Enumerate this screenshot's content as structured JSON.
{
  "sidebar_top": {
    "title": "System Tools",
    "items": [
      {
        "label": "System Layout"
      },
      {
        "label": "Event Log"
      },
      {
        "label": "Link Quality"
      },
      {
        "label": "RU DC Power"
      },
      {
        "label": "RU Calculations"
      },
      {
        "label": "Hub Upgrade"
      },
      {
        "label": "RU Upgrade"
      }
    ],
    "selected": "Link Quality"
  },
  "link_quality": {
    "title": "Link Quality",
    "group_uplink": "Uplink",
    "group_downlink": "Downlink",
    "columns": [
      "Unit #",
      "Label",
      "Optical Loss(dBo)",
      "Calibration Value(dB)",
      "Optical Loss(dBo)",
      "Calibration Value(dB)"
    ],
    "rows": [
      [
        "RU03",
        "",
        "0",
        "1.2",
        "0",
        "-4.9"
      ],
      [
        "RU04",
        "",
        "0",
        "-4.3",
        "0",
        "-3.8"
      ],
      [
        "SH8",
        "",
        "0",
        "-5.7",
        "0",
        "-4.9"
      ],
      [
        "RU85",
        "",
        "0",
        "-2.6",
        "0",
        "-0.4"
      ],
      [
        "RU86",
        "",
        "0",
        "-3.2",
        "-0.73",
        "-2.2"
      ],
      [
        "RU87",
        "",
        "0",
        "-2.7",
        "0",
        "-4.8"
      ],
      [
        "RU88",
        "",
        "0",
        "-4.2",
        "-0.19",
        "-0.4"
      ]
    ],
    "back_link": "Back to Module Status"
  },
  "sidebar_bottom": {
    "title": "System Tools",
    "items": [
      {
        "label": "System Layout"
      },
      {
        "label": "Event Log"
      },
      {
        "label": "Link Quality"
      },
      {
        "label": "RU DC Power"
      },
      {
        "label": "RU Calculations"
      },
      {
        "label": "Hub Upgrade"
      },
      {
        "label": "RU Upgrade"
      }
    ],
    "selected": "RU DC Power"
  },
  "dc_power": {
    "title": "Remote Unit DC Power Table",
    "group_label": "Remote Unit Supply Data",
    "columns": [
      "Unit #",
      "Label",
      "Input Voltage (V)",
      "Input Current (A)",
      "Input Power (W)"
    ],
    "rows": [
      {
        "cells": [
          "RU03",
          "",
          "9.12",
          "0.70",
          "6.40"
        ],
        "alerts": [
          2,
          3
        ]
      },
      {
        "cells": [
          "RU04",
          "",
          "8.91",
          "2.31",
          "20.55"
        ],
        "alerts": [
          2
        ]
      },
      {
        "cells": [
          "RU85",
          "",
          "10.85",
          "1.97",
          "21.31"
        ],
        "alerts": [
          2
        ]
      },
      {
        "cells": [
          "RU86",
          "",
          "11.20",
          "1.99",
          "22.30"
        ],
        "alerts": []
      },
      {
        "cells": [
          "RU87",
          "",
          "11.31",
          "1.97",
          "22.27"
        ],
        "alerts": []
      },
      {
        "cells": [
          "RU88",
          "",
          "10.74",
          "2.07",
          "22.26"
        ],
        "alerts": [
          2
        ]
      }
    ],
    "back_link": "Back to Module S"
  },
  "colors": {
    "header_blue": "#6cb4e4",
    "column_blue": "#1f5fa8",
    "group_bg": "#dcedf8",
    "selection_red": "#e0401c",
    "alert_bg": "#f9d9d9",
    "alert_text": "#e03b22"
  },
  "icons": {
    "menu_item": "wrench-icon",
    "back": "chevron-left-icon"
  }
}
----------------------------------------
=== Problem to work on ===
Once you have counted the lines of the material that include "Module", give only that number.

=== Response ===
2